It’s hard to believe that my kids have already been back to full time school (as opposed to summer school) for four weeks! Like most homeschooling parents, I get really excited for summer to begin. I can’t wait for all of those fun activities and trips. However, by the middle of July, I am in awe of the amount of chaos six bored kids can unleash upon my world!
That’s when I start mapping out a super rigid and retributive homeschool schedule in my head. One so rigorous that my kids won’t have time to use their infernal electronics, or fight, or whine about being bored. I’m talking a schedule that has them getting up early, doing a bunch of chores, and then doing laborious book work until More Love Mama comes home from her job each day.
Eventually, I always come back to practical reality. I realize that my proposed schedule would be a terrible idea. My kids would hate it. I would hate it. There is nothing positive about causing my kids hate school. So in the end, I make a more reasonable schedule. One that keeps everyone happy (ish) and learning.
This year I’m going to add a few new tools to my teaching toolbox (oh how manly, Brian)! Hopefully, this will keep everyone (especially me) motivated, happy, and eager to learn.
Taking it Slow
I can remember back in the day when I actually got paid to teach someone else’s kids. At the end of summer, we teachers would get a letter informing us what day and time to report back to work for the new school year. It would always irritate me that we would have to be at work by 7:00 am. on that very first day. Why so early? There were no kids! Didn’t they realize that we teachers had been sleeping in (at least a little bit past 5am) for the past 72 days? I mean, show us some mercy, a little love!
Thoughts of this made me realize that my kids too need to be eased out of summer paradise (if you can call Houston summer a paradise). So, gently we go forth, for my sake, as well as my kids. The first week we start off slow, with just enough activities and school work to remind my kids that summer is indeed over. Over the next four or five weeks, the schedule that we will follow for the rest of the school year will emerge. Hopefully, the ride will be smooth, the kids will learn, and I won’t lose my mind. Heck, there might even be some fun (and stealthy) learning going on this year.
There are four families that we are close friends with through our church that homeschool their kids. My hope is that we will get together once or twice per week to do science experiments, social studies activities, and arts and crafts (um yeah, that’s specifically where I’m hoping my friends will come through). There is no point in designing cool experiments and not sharing them with everyone, right? So, that’s the plan.
Already, my friend Jodie has committed to teaming up each week to do science experiments and social studies projects. Teaming up takes a bit of the pressure out of one parent always having to come up with material. Plus, my kids seem to think these types of activities are play dates. No need to tell them the truth, right?
Join a Local Homeschool Group or Co-op

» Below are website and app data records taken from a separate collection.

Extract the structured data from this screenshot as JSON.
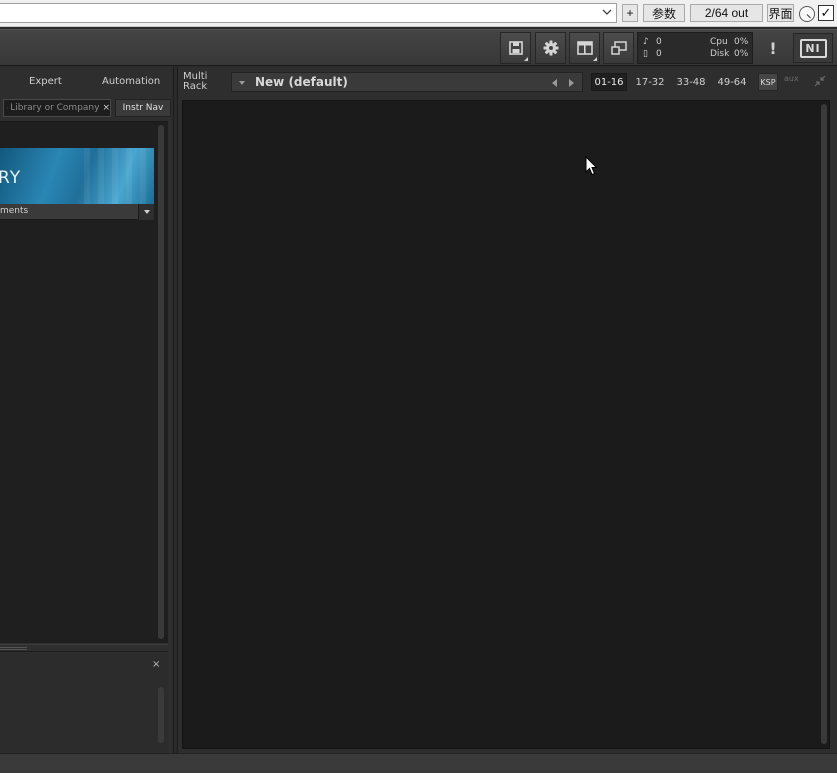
{
  "host": {
    "plus_label": "+",
    "params_label": "参数",
    "io_label": "2/64 out",
    "ui_label": "界面",
    "check_mark": "✓"
  },
  "header": {
    "icons": [
      "save-icon",
      "gear-icon",
      "view-layout-icon",
      "resize-icon"
    ],
    "meters": {
      "midi_label": "♪",
      "midi_value": "0",
      "disk_icon": "▯",
      "voices_value": "0",
      "cpu_label": "Cpu",
      "cpu_value": "0%",
      "disk_label": "Disk",
      "disk_value": "0%"
    },
    "alert": "!",
    "logo": "NI"
  },
  "browser": {
    "tabs": [
      "Expert",
      "Automation"
    ],
    "search_placeholder": "Library or Company",
    "search_clear": "×",
    "instr_nav_label": "Instr Nav",
    "library_banner_text": "RY",
    "library_dropdown_label": "ments",
    "info_close": "×"
  },
  "rack": {
    "label_line1": "Multi",
    "label_line2": "Rack",
    "preset_name": "New (default)",
    "pages": [
      "01-16",
      "17-32",
      "33-48",
      "49-64"
    ],
    "active_page": "01-16",
    "ksp_label": "KSP",
    "aux_label": "aux"
  },
  "colors": {
    "background": "#2b2b2b",
    "rack_body": "#1b1b1b",
    "banner_blue": "#2a86b4",
    "host_bar": "#f0f0f0"
  }
}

After several years of being a free agent (you see how I inserted that cool manly sporting reference) I have decided to get involved with a neighborhood homeschool group. Through this group, we can take part in field trips and play dates. I’m really looking forward to my kids having more opportunities to get out of the house, and it certainly wouldn’t hurt for them to broaden their friendships. As for me, I’m not sure how I will fit in with a group that lacks a single Y chromosome.
I have a friend who has been gently nudging me for the past three years to get out there and mix it up with other homeschoolers. In the spring, we hope to join a coop which will offer my kids lots of opportunities to study interesting things like robotics, and participate in other mind stretching activities. I am expected to contribute in some way. I better think of something that I’m good at. I’m pretty sure my proposal to teach Napping Physiology will be rejected.
Join a Facebook Group for Homeschooling Parents
Being a homeschool parent can seem lonely at times, especially if you aren’t connected with other homeschool parents. We naturally tend to wonder if we are teaching the right things, in the right way. Facebook groups are super helpful, because they allow you to connect with other parents who have traveled your path, or are travelling the same path that you are now. Facebook groups allow you to:
- Connect with other parents who homeschool.
- Help each other with advice and moral support.
- Provide a forum to discus homeschool related concerns and questions.
- Share cool curriculum, activities, and software programs.
There are lots of Facebook groups out there, and some of them are tailored to a particular homeschooling demographic, such as large families, religious groups, and even homeschooling philosophies.
I recently started a homeschool group with a bunch of my homeschooling friends. The purpose of the group has been to provide the type of support that I listed above. We also have the added goal of continuing to develop and share the philosophy of Worry Free Homeschooling. After all, this journey that we take with our kids should be fun and rewarding, not anxious and stressful.
Do You Want to get Connected?
If you are on Facebook, and would like to get connected, it’s easy to find a homeschool group that fits your needs. If you would like to learn more about the Worry Free Homeschooling philosophy, you can read this article (which really needs to be updated). You can also just jump into our Facebook group, Worry Free Homeschooling by clicking here. Note: The group is set to private so it may take up to a day for you to be able to participate in the discussions.
Whether you are an old pro or just beginning your first year as a homeschool teacher, you can always use a support system. I would love for you to consider joining the Worry Free Homeschooling Facebook group.
Daddy Go To Timeout